Return each entry exactly, so that nothing in the data differs from the original.
━━━━━━━━
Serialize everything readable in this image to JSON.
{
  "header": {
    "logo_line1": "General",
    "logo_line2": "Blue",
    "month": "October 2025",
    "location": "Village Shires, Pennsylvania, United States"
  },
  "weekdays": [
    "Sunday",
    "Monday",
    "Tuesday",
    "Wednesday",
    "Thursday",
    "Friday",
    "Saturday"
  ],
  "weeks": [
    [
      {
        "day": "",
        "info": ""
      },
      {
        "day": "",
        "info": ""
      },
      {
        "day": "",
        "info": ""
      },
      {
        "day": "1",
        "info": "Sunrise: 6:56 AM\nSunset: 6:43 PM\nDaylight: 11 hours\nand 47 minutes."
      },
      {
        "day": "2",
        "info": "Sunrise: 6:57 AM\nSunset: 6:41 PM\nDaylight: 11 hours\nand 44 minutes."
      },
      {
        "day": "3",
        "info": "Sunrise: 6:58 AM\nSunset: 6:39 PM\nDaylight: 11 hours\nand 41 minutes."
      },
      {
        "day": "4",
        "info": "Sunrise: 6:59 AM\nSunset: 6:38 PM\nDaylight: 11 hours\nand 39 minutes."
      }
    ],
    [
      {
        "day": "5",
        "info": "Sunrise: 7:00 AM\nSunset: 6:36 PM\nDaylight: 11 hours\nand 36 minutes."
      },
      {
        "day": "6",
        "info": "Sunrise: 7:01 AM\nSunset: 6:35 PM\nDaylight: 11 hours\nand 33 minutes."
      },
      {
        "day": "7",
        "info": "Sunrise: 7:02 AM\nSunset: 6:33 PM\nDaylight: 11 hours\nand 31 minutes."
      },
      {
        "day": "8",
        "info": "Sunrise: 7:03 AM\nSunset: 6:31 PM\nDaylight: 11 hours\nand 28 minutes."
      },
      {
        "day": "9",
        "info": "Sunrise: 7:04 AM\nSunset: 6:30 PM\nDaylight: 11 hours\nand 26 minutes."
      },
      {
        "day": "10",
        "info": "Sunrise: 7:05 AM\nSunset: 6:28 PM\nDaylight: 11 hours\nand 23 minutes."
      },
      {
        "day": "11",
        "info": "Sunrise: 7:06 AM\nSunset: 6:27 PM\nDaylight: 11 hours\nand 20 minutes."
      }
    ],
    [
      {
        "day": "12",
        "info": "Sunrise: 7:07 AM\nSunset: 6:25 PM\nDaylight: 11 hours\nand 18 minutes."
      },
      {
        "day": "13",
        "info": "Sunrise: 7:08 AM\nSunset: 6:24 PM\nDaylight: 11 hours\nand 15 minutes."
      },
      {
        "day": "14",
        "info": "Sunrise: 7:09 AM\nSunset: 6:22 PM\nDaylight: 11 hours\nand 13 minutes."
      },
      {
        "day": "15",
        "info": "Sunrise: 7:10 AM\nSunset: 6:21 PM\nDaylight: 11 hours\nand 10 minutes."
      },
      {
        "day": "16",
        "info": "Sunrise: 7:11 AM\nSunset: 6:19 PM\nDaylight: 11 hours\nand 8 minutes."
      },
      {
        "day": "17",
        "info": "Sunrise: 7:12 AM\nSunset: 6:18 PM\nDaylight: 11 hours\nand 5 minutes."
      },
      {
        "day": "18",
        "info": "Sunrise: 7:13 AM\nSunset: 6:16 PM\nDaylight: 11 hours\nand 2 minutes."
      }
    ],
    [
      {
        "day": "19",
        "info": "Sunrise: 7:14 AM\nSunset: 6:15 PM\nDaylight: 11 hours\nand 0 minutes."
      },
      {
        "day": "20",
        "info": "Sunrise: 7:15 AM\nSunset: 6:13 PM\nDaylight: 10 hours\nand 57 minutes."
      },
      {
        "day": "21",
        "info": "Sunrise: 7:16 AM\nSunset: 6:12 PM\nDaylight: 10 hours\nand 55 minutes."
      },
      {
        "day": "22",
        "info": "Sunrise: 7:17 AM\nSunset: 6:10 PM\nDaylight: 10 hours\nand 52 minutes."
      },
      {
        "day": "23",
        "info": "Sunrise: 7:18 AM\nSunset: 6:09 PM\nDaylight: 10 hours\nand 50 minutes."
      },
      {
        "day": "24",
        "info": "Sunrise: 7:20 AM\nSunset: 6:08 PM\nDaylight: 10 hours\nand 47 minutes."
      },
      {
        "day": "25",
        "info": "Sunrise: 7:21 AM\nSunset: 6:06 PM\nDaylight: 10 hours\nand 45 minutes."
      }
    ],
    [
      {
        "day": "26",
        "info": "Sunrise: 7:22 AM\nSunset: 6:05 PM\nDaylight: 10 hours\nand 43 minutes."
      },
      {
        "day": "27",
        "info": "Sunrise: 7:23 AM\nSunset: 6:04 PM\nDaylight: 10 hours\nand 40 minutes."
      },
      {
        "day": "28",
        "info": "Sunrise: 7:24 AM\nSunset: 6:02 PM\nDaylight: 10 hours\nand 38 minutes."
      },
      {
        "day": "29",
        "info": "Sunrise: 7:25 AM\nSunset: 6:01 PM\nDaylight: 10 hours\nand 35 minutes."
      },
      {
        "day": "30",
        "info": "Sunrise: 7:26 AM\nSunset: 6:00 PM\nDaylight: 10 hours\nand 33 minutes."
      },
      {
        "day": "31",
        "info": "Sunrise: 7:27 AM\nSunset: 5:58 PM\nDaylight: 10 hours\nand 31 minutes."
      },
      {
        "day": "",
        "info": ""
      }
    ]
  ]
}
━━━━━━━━
Solution for this problem:
Serialize everything readable in this image to JSON.
{
  "header": {
    "logo_line1": "General",
    "logo_line2": "Blue",
    "month": "October 2025",
    "location": "Village Shires, Pennsylvania, United States"
  },
  "weekdays": [
    "Sunday",
    "Monday",
    "Tuesday",
    "Wednesday",
    "Thursday",
    "Friday",
    "Saturday"
  ],
  "weeks": [
    [
      {
        "day": "",
        "info": ""
      },
      {
        "day": "",
        "info": ""
      },
      {
        "day": "",
        "info": ""
      },
      {
        "day": "1",
        "info": "Sunrise: 6:56 AM\nSunset: 6:43 PM\nDaylight: 11 hours\nand 47 minutes."
      },
      {
        "day": "2",
        "info": "Sunrise: 6:57 AM\nSunset: 6:41 PM\nDaylight: 11 hours\nand 44 minutes."
      },
      {
        "day": "3",
        "info": "Sunrise: 6:58 AM\nSunset: 6:39 PM\nDaylight: 11 hours\nand 41 minutes."
      },
      {
        "day": "4",
        "info": "Sunrise: 6:59 AM\nSunset: 6:38 PM\nDaylight: 11 hours\nand 39 minutes."
      }
    ],
    [
      {
        "day": "5",
        "info": "Sunrise: 7:00 AM\nSunset: 6:36 PM\nDaylight: 11 hours\nand 36 minutes."
      },
      {
        "day": "6",
        "info": "Sunrise: 7:01 AM\nSunset: 6:35 PM\nDaylight: 11 hours\nand 33 minutes."
      },
      {
        "day": "7",
        "info": "Sunrise: 7:02 AM\nSunset: 6:33 PM\nDaylight: 11 hours\nand 31 minutes."
      },
      {
        "day": "8",
        "info": "Sunrise: 7:03 AM\nSunset: 6:31 PM\nDaylight: 11 hours\nand 28 minutes."
      },
      {
        "day": "9",
        "info": "Sunrise: 7:04 AM\nSunset: 6:30 PM\nDaylight: 11 hours\nand 26 minutes."
      },
      {
        "day": "10",
        "info": "Sunrise: 7:05 AM\nSunset: 6:28 PM\nDaylight: 11 hours\nand 23 minutes."
      },
      {
        "day": "11",
        "info": "Sunrise: 7:06 AM\nSunset: 6:27 PM\nDaylight: 11 hours\nand 20 minutes."
      }
    ],
    [
      {
        "day": "12",
        "info": "Sunrise: 7:07 AM\nSunset: 6:25 PM\nDaylight: 11 hours\nand 18 minutes."
      },
      {
        "day": "13",
        "info": "Sunrise: 7:08 AM\nSunset: 6:24 PM\nDaylight: 11 hours\nand 15 minutes."
      },
      {
        "day": "14",
        "info": "Sunrise: 7:09 AM\nSunset: 6:22 PM\nDaylight: 11 hours\nand 13 minutes."
      },
      {
        "day": "15",
        "info": "Sunrise: 7:10 AM\nSunset: 6:21 PM\nDaylight: 11 hours\nand 10 minutes."
      },
      {
        "day": "16",
        "info": "Sunrise: 7:11 AM\nSunset: 6:19 PM\nDaylight: 11 hours\nand 8 minutes."
      },
      {
        "day": "17",
        "info": "Sunrise: 7:12 AM\nSunset: 6:18 PM\nDaylight: 11 hours\nand 5 minutes."
      },
      {
        "day": "18",
        "info": "Sunrise: 7:13 AM\nSunset: 6:16 PM\nDaylight: 11 hours\nand 2 minutes."
      }
    ],
    [
      {
        "day": "19",
        "info": "Sunrise: 7:14 AM\nSunset: 6:15 PM\nDaylight: 11 hours\nand 0 minutes."
      },
      {
        "day": "20",
        "info": "Sunrise: 7:15 AM\nSunset: 6:13 PM\nDaylight: 10 hours\nand 57 minutes."
      },
      {
        "day": "21",
        "info": "Sunrise: 7:16 AM\nSunset: 6:12 PM\nDaylight: 10 hours\nand 55 minutes."
      },
      {
        "day": "22",
        "info": "Sunrise: 7:17 AM\nSunset: 6:10 PM\nDaylight: 10 hours\nand 52 minutes."
      },
      {
        "day": "23",
        "info": "Sunrise: 7:18 AM\nSunset: 6:09 PM\nDaylight: 10 hours\nand 50 minutes."
      },
      {
        "day": "24",
        "info": "Sunrise: 7:20 AM\nSunset: 6:08 PM\nDaylight: 10 hours\nand 47 minutes."
      },
      {
        "day": "25",
        "info": "Sunrise: 7:21 AM\nSunset: 6:06 PM\nDaylight: 10 hours\nand 45 minutes."
      }
    ],
    [
      {
        "day": "26",
        "info": "Sunrise: 7:22 AM\nSunset: 6:05 PM\nDaylight: 10 hours\nand 43 minutes."
      },
      {
        "day": "27",
        "info": "Sunrise: 7:23 AM\nSunset: 6:04 PM\nDaylight: 10 hours\nand 40 minutes."
      },
      {
        "day": "28",
        "info": "Sunrise: 7:24 AM\nSunset: 6:02 PM\nDaylight: 10 hours\nand 38 minutes."
      },
      {
        "day": "29",
        "info": "Sunrise: 7:25 AM\nSunset: 6:01 PM\nDaylight: 10 hours\nand 35 minutes."
      },
      {
        "day": "30",
        "info": "Sunrise: 7:26 AM\nSunset: 6:00 PM\nDaylight: 10 hours\nand 33 minutes."
      },
      {
        "day": "31",
        "info": "Sunrise: 7:27 AM\nSunset: 5:58 PM\nDaylight: 10 hours\nand 31 minutes."
      },
      {
        "day": "",
        "info": ""
      }
    ]
  ]
}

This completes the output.